A GM spokeswoman said Friday morning that Icahn's initial interest in GM didn't have any effect on the company's Hughes strategy, so his decision to sell his GM stake won't have any impact, either.

Earlier Thursday at the same satellite conference, former DirecTV boss and Hughes corporate senior executive vice president Eddy Hartenstein said GM and Hughes had "an obligation to shareholders" to consider all possible alliances for the company.
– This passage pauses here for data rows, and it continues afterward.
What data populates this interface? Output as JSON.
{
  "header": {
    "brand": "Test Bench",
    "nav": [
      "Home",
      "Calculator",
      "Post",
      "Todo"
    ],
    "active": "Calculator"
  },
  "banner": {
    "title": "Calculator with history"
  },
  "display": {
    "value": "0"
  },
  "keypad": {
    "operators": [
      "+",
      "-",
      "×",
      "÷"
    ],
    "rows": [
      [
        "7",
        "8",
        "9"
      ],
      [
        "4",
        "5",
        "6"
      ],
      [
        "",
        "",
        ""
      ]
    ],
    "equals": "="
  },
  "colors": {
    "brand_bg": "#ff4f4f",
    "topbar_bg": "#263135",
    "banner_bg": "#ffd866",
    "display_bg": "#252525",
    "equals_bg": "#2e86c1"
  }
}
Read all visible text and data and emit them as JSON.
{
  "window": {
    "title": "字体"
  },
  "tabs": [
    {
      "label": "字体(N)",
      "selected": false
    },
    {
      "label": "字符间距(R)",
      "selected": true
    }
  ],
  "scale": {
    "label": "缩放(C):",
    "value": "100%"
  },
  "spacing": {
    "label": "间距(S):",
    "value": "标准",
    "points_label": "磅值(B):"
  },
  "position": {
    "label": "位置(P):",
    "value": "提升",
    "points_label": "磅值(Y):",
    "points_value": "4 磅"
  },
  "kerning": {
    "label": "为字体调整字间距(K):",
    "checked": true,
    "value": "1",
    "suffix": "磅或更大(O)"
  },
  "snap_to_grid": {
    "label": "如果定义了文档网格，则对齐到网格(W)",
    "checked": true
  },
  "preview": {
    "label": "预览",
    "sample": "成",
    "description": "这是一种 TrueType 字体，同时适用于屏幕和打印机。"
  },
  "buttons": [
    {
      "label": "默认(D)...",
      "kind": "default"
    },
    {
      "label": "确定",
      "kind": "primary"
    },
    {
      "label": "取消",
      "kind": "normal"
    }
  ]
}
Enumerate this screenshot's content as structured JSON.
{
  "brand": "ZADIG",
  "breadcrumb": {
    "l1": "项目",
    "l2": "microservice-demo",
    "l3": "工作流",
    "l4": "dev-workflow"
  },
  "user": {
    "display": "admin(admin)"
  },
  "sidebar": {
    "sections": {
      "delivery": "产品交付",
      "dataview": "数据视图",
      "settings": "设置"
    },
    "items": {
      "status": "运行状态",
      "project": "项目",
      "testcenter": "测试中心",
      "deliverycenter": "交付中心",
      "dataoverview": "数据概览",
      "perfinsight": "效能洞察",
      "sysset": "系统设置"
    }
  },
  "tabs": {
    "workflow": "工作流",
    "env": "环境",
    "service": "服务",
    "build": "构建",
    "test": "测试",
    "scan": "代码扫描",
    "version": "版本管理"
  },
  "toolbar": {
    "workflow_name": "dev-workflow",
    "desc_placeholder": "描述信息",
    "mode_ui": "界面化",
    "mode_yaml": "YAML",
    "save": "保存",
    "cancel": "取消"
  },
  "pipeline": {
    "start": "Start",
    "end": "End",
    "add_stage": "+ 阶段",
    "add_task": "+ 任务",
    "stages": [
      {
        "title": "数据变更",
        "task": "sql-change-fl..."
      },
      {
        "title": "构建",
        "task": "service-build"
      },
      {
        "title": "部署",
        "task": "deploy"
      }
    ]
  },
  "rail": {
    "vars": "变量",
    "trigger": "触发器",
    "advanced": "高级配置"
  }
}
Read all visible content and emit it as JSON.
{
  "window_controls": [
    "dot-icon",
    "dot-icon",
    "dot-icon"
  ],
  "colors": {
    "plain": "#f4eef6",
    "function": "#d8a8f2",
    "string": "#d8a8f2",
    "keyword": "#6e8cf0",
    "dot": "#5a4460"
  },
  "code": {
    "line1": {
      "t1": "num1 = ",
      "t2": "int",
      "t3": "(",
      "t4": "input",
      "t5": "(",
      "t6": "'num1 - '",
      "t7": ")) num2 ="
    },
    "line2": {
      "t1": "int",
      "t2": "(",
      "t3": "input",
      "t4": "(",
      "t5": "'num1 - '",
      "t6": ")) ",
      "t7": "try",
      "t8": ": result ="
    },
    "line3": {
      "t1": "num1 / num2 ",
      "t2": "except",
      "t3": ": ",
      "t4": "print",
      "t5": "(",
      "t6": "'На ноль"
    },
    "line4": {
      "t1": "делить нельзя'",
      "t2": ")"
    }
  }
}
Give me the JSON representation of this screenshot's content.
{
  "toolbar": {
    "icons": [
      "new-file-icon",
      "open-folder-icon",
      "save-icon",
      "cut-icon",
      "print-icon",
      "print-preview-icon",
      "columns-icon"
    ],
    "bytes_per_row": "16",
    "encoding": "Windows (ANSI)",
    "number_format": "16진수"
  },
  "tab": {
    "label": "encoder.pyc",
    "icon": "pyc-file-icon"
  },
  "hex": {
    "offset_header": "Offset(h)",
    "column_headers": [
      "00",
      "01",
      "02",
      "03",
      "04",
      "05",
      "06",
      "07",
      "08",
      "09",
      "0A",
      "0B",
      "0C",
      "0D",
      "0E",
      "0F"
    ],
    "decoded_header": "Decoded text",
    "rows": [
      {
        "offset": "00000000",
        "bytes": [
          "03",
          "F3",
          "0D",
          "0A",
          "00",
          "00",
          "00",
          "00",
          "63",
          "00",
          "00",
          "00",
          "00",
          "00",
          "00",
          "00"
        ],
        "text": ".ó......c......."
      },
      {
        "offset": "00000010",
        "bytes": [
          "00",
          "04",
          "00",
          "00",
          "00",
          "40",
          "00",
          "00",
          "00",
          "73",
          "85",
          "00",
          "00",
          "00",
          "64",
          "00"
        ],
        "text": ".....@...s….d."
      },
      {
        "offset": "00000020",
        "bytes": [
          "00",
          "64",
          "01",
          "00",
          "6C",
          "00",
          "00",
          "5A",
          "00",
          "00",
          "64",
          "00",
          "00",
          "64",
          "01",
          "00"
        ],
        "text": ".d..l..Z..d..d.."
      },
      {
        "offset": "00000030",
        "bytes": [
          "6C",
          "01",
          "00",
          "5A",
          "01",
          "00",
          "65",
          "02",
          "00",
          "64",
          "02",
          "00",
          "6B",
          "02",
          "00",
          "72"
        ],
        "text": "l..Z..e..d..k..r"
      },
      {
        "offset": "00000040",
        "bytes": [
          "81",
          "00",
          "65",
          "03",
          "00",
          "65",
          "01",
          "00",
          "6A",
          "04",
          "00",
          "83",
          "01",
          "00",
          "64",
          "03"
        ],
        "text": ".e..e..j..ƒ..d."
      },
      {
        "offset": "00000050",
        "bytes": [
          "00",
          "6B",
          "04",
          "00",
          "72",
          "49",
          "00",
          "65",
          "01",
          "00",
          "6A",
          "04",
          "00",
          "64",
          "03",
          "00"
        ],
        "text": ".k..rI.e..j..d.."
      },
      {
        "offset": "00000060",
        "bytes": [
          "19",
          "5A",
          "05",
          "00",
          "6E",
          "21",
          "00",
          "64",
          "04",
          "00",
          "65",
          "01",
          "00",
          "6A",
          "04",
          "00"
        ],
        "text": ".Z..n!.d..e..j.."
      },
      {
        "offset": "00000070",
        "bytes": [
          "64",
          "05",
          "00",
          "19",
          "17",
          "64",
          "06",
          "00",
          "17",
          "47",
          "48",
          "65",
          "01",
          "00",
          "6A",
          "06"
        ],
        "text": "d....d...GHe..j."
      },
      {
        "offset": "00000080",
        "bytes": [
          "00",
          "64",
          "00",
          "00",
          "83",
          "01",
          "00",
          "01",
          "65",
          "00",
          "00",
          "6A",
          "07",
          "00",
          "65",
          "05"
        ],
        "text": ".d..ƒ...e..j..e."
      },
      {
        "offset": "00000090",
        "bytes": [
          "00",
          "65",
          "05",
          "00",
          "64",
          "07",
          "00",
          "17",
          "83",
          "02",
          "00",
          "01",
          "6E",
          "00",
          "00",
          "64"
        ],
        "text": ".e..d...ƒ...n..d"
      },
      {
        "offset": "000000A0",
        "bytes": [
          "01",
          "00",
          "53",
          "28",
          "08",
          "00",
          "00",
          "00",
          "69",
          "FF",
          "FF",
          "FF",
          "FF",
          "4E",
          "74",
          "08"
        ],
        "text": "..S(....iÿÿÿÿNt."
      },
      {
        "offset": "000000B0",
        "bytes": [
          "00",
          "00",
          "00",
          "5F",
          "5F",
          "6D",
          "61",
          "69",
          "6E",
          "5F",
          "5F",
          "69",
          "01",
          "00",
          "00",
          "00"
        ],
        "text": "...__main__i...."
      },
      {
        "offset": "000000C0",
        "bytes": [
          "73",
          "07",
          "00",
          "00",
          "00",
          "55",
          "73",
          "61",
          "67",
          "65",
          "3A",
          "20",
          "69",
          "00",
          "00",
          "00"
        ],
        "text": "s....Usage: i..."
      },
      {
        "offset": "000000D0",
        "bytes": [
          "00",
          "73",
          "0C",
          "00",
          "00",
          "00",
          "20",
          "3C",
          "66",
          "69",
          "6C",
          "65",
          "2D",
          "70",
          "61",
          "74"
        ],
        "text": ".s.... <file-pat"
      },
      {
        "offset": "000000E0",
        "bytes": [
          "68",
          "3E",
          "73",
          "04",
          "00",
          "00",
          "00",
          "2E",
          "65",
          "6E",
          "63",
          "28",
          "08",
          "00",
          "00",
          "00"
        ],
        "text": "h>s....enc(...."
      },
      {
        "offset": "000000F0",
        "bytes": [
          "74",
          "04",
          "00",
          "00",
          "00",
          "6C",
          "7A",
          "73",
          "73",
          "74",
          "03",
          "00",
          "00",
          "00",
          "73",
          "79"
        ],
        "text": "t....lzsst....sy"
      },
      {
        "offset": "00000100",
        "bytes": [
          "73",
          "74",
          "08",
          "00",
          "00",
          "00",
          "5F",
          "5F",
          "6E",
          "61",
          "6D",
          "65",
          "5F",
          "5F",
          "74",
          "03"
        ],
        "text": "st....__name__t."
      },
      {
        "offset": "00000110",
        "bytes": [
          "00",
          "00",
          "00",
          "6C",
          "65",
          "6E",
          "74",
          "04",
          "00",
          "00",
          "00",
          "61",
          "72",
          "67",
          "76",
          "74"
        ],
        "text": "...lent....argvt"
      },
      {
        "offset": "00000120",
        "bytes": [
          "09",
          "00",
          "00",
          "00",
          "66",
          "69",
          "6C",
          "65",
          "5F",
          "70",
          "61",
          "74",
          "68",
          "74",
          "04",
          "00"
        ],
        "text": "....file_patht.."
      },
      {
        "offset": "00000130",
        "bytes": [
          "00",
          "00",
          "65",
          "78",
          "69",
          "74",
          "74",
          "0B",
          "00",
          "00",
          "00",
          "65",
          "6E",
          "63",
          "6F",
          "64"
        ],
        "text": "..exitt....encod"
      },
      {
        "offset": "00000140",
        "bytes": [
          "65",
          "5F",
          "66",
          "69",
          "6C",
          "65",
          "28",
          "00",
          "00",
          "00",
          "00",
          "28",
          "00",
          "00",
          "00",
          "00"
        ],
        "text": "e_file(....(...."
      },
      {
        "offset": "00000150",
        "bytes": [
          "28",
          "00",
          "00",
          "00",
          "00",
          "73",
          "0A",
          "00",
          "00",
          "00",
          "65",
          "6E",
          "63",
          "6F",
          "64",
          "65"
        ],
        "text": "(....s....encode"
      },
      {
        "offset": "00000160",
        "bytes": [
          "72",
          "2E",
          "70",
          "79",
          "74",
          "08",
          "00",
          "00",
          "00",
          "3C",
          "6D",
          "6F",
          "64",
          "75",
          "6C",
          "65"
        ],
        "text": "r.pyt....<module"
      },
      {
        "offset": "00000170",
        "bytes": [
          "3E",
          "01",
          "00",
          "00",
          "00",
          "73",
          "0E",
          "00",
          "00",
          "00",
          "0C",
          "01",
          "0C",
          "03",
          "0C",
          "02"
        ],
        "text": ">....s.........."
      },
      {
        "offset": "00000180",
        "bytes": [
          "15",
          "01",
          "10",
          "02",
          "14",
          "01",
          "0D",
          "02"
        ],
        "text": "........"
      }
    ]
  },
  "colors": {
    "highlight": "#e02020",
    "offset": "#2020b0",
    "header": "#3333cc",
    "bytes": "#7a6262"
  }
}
Hartenstein said Hughes was exploring which of its "suppliers and partners" might be a suitable investor in Hughes.